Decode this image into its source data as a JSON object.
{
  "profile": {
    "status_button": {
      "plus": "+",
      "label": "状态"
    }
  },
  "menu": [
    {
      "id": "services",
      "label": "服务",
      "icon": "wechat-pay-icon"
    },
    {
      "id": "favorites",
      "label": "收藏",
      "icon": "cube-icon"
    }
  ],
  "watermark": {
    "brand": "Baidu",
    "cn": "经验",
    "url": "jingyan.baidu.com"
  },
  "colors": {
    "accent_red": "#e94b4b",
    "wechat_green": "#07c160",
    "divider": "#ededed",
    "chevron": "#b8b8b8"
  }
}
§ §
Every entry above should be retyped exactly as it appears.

Decode this image into its source data as a JSON object.
{
  "profile": {
    "status_button": {
      "plus": "+",
      "label": "状态"
    }
  },
  "menu": [
    {
      "id": "services",
      "label": "服务",
      "icon": "wechat-pay-icon"
    },
    {
      "id": "favorites",
      "label": "收藏",
      "icon": "cube-icon"
    }
  ],
  "watermark": {
    "brand": "Baidu",
    "cn": "经验",
    "url": "jingyan.baidu.com"
  },
  "colors": {
    "accent_red": "#e94b4b",
    "wechat_green": "#07c160",
    "divider": "#ededed",
    "chevron": "#b8b8b8"
  }
}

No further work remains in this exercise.